» **WHAT IS EXPECTED**
Exactly as they stand, set down the following records once more.

○ ○ ○

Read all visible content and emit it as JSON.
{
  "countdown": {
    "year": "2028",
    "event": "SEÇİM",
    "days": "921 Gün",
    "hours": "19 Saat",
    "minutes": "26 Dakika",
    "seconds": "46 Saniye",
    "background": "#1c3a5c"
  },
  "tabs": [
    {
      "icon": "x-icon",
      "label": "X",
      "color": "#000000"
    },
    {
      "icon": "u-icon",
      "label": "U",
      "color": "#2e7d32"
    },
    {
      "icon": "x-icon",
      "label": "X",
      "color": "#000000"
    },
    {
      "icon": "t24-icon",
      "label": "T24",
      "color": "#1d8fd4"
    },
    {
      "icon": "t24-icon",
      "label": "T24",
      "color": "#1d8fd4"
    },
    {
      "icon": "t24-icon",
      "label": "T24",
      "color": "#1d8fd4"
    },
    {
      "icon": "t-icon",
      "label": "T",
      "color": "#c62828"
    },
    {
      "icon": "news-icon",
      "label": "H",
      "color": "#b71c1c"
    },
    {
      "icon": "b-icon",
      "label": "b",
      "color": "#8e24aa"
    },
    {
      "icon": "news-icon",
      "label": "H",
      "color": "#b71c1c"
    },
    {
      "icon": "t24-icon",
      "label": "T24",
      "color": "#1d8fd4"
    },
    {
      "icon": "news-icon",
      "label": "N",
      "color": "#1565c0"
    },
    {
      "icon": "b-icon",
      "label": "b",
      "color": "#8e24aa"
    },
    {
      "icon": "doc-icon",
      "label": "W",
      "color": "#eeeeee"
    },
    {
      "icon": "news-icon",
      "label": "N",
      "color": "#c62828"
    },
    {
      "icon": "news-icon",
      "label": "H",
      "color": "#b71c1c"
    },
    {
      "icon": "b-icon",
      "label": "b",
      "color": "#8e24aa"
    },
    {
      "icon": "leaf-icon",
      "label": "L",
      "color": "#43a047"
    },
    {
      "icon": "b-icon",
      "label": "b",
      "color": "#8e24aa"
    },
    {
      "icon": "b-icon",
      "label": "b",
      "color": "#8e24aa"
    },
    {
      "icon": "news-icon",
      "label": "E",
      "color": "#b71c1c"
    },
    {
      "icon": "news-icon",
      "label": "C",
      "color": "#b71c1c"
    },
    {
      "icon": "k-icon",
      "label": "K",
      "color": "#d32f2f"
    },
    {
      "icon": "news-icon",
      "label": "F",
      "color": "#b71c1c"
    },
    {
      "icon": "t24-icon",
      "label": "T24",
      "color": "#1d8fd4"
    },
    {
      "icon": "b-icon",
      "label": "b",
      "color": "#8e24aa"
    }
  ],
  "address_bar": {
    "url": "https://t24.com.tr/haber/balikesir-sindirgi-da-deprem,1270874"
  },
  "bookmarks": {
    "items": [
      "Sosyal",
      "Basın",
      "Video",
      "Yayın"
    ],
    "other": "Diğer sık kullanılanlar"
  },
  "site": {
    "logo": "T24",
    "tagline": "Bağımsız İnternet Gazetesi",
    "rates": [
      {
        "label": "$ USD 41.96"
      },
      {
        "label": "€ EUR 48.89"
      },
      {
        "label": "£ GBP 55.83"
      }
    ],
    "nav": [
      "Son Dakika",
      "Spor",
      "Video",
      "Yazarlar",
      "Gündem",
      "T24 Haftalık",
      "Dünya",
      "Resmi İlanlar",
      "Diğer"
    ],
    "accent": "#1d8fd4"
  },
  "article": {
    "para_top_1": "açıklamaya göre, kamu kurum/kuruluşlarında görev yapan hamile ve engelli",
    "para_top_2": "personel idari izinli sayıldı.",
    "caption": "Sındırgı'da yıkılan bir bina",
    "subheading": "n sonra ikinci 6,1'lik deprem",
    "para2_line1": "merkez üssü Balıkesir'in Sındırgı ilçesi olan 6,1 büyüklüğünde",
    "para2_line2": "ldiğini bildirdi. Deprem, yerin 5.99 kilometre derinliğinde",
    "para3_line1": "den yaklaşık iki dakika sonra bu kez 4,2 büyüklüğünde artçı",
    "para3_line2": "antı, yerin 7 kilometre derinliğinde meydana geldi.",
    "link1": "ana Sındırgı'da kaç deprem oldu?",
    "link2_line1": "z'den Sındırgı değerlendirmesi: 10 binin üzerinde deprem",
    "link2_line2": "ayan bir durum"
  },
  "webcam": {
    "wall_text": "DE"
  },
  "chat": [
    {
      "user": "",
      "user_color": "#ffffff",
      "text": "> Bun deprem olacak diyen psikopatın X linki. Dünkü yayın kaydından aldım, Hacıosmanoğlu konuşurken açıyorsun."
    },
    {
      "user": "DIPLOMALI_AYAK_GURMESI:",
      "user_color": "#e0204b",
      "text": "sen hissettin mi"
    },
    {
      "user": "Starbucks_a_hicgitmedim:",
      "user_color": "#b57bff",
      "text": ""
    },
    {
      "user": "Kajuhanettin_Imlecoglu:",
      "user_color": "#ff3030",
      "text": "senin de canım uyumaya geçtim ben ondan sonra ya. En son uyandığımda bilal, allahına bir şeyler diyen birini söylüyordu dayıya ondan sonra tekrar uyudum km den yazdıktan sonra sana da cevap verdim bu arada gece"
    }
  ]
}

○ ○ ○

» **RESPONSE AREA**
Read all visible content and emit it as JSON.
{
  "countdown": {
    "year": "2028",
    "event": "SEÇİM",
    "days": "921 Gün",
    "hours": "19 Saat",
    "minutes": "26 Dakika",
    "seconds": "46 Saniye",
    "background": "#1c3a5c"
  },
  "tabs": [
    {
      "icon": "x-icon",
      "label": "X",
      "color": "#000000"
    },
    {
      "icon": "u-icon",
      "label": "U",
      "color": "#2e7d32"
    },
    {
      "icon": "x-icon",
      "label": "X",
      "color": "#000000"
    },
    {
      "icon": "t24-icon",
      "label": "T24",
      "color": "#1d8fd4"
    },
    {
      "icon": "t24-icon",
      "label": "T24",
      "color": "#1d8fd4"
    },
    {
      "icon": "t24-icon",
      "label": "T24",
      "color": "#1d8fd4"
    },
    {
      "icon": "t-icon",
      "label": "T",
      "color": "#c62828"
    },
    {
      "icon": "news-icon",
      "label": "H",
      "color": "#b71c1c"
    },
    {
      "icon": "b-icon",
      "label": "b",
      "color": "#8e24aa"
    },
    {
      "icon": "news-icon",
      "label": "H",
      "color": "#b71c1c"
    },
    {
      "icon": "t24-icon",
      "label": "T24",
      "color": "#1d8fd4"
    },
    {
      "icon": "news-icon",
      "label": "N",
      "color": "#1565c0"
    },
    {
      "icon": "b-icon",
      "label": "b",
      "color": "#8e24aa"
    },
    {
      "icon": "doc-icon",
      "label": "W",
      "color": "#eeeeee"
    },
    {
      "icon": "news-icon",
      "label": "N",
      "color": "#c62828"
    },
    {
      "icon": "news-icon",
      "label": "H",
      "color": "#b71c1c"
    },
    {
      "icon": "b-icon",
      "label": "b",
      "color": "#8e24aa"
    },
    {
      "icon": "leaf-icon",
      "label": "L",
      "color": "#43a047"
    },
    {
      "icon": "b-icon",
      "label": "b",
      "color": "#8e24aa"
    },
    {
      "icon": "b-icon",
      "label": "b",
      "color": "#8e24aa"
    },
    {
      "icon": "news-icon",
      "label": "E",
      "color": "#b71c1c"
    },
    {
      "icon": "news-icon",
      "label": "C",
      "color": "#b71c1c"
    },
    {
      "icon": "k-icon",
      "label": "K",
      "color": "#d32f2f"
    },
    {
      "icon": "news-icon",
      "label": "F",
      "color": "#b71c1c"
    },
    {
      "icon": "t24-icon",
      "label": "T24",
      "color": "#1d8fd4"
    },
    {
      "icon": "b-icon",
      "label": "b",
      "color": "#8e24aa"
    }
  ],
  "address_bar": {
    "url": "https://t24.com.tr/haber/balikesir-sindirgi-da-deprem,1270874"
  },
  "bookmarks": {
    "items": [
      "Sosyal",
      "Basın",
      "Video",
      "Yayın"
    ],
    "other": "Diğer sık kullanılanlar"
  },
  "site": {
    "logo": "T24",
    "tagline": "Bağımsız İnternet Gazetesi",
    "rates": [
      {
        "label": "$ USD 41.96"
      },
      {
        "label": "€ EUR 48.89"
      },
      {
        "label": "£ GBP 55.83"
      }
    ],
    "nav": [
      "Son Dakika",
      "Spor",
      "Video",
      "Yazarlar",
      "Gündem",
      "T24 Haftalık",
      "Dünya",
      "Resmi İlanlar",
      "Diğer"
    ],
    "accent": "#1d8fd4"
  },
  "article": {
    "para_top_1": "açıklamaya göre, kamu kurum/kuruluşlarında görev yapan hamile ve engelli",
    "para_top_2": "personel idari izinli sayıldı.",
    "caption": "Sındırgı'da yıkılan bir bina",
    "subheading": "n sonra ikinci 6,1'lik deprem",
    "para2_line1": "merkez üssü Balıkesir'in Sındırgı ilçesi olan 6,1 büyüklüğünde",
    "para2_line2": "ldiğini bildirdi. Deprem, yerin 5.99 kilometre derinliğinde",
    "para3_line1": "den yaklaşık iki dakika sonra bu kez 4,2 büyüklüğünde artçı",
    "para3_line2": "antı, yerin 7 kilometre derinliğinde meydana geldi.",
    "link1": "ana Sındırgı'da kaç deprem oldu?",
    "link2_line1": "z'den Sındırgı değerlendirmesi: 10 binin üzerinde deprem",
    "link2_line2": "ayan bir durum"
  },
  "webcam": {
    "wall_text": "DE"
  },
  "chat": [
    {
      "user": "",
      "user_color": "#ffffff",
      "text": "> Bun deprem olacak diyen psikopatın X linki. Dünkü yayın kaydından aldım, Hacıosmanoğlu konuşurken açıyorsun."
    },
    {
      "user": "DIPLOMALI_AYAK_GURMESI:",
      "user_color": "#e0204b",
      "text": "sen hissettin mi"
    },
    {
      "user": "Starbucks_a_hicgitmedim:",
      "user_color": "#b57bff",
      "text": ""
    },
    {
      "user": "Kajuhanettin_Imlecoglu:",
      "user_color": "#ff3030",
      "text": "senin de canım uyumaya geçtim ben ondan sonra ya. En son uyandığımda bilal, allahına bir şeyler diyen birini söylüyordu dayıya ondan sonra tekrar uyudum km den yazdıktan sonra sana da cevap verdim bu arada gece"
    }
  ]
}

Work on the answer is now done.